So Cory Booker released a follow-up video to his execreble Meet The Press appearance in which he refused to even acknowledge that Romney’s business practices involved taking over companies, liquidating labor and assets, finding buyers or declaring bankruptcy, and pocketing modest eight-figure consulting fees in the process. Said it made him “very uncomfortable” to talk about.
He released a follow-up video “after getting social media feedback” and . . . ugh just watch.
You can’t even use this to play Centrist Cliche bingo, because everyone would win.
“My political superiors have done a fantastic job”
“This negative campaigning hurts the process”
“I don’t like the SuperPACs that I am currently pandering to”
“My biggest concern is for the voices that are not being heard and voices not being shared”
“Let’s not bicker over small things, let us not denigrate each other or paint with a small brush, let us unite around ideas”
Some of that is typical politico pablum but is kinda jarring to hear IN A VIDEO APOLOGIZING FOR ACTING TOO MUCH LIKE A POLITICIAN.
But my favorite absolute best part is when he actually gets around to his Romney remarks 3/4s of the way into the video. “Romney’s not being completely honest about his business record, and I encourage examination and discussion of that record.”

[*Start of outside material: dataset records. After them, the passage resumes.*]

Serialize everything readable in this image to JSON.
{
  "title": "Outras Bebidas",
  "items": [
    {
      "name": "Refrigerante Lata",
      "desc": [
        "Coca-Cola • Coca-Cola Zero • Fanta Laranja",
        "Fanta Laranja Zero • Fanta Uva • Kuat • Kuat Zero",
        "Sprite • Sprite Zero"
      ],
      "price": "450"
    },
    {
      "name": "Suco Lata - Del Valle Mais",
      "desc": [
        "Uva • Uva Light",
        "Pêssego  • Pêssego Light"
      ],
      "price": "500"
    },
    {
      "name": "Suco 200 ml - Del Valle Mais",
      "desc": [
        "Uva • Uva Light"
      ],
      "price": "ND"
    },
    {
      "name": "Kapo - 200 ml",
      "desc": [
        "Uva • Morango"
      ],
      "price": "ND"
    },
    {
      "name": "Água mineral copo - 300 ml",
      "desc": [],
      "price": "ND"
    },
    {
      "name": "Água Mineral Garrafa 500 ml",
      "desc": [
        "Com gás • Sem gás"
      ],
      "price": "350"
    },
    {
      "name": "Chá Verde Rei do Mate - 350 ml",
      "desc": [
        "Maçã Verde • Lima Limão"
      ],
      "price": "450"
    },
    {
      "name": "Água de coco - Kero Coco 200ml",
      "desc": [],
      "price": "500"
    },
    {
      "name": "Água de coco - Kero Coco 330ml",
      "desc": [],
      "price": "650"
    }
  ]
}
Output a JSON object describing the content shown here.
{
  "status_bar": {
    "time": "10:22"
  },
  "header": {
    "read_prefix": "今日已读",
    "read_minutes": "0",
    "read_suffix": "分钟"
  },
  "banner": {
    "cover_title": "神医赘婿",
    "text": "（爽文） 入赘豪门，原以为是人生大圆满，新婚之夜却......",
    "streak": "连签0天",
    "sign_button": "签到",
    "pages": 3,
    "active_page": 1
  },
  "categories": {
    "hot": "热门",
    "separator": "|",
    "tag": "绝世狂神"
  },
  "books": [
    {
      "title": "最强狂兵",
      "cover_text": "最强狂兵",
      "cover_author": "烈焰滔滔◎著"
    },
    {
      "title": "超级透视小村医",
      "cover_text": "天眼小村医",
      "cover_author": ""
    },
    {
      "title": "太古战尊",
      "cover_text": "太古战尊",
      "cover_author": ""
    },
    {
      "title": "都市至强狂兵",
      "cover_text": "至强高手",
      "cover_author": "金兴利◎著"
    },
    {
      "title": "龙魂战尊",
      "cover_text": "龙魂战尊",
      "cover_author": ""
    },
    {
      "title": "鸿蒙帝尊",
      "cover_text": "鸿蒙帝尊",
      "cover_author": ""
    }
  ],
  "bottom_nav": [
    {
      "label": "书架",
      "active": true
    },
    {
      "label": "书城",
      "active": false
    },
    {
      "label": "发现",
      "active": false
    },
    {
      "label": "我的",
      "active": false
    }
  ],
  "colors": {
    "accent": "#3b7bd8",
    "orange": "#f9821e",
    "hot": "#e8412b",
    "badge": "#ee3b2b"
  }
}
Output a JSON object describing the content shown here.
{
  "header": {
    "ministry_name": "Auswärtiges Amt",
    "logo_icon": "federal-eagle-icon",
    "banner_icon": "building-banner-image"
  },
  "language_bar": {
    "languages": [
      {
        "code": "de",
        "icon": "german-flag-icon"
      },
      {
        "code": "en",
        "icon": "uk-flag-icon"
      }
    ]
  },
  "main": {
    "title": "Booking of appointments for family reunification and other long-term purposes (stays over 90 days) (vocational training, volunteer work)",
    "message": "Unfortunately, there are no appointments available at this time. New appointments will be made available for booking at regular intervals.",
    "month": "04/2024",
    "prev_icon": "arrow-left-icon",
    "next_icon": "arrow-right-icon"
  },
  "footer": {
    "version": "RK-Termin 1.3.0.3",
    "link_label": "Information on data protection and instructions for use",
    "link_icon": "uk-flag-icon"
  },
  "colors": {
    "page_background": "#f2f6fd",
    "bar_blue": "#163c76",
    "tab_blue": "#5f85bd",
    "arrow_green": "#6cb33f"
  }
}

So. He’s on a show where Romney’s record is being discussed. When Romney’s record is being discussed accurately and fairly he says “private equity in general is a bedrock financial institution and my wallet is on a centrist diet and gets queasy when we start criticizing this stuff.” Then he makes an apology video 5/6s of which is claiming to rise above partisan muck and saying “I encourage examination of Romney’s record.” None of which, I hope it is unnecessary to point out, contradicts or qualifies his earlier “open for business” statement to private equity firms he’s apologizing for.
Fuck Cory Booker.
We all know what Evan Bayh is. He was a preening centrist cock in the Senate and cashed out to suckle at the scummy teat of corporatism when he left. He also became a Fox News contributor, because if you’re already going to Hell, why not. Typical use of the Curb Your Enthusiasm Double-Transgression theory.
But Christ on a cracker he just does not give a vapor of a fuck. In the span of a few minutes on Fox News Sunday this morning he said the following:
“The stimulus shows there are no shovel-ready projects.”
“The stimulus worked because of the tax cuts, but there should have been more. We need more now.”
“That’s what Europe needs too, sure. Greece, Spain; tax cuts would stimulate the economic growth necessary to fix the problem they’re in.”
There’s a term for this, but it’s pretty nasty so it’s below the fold. Read the rest of this entry »
Via LGM and Steve Kornacki comes this sordid little episode from Meet The Press this morning. Cory Booker, an Obama campaign surrogate, refused to criticize Romney’s business record when given amble opportunity to do so.
And he used several tried-and-true centrist methods to do so. When talking about specific deals Romney made which resulted in lost jobs, failed companies and yet millions of dollars of Bain profit, Booker lays a jujitsu move and tries to make it appear like even discussing this stuff is an attack on the entire concept of private equity investment. He then fails to even take a position on whether private equity investment as it’s generally practiced can be criticized, saying that “they create a lot of jobs” and that when people start making these criticisms “I’m very uncomfortable.” Weasel words which no one pays attention to and cannot possibly come back to bite him should Savior Lord Jesus come down from the heavens and it becomes politically popular to reign in the financial system and private equity investment.
The people who are paying attention are noticing his refusal to attack Romney’s business record. Steve Kornacki thinks that he’s cultivating them as a funding stream for his potential 2014 Senate run. This blog wishes Booker godspeed on his quest to man the USS Centrist, and hopes he succeeds in his goal right before the ship crashes and drowns all hands.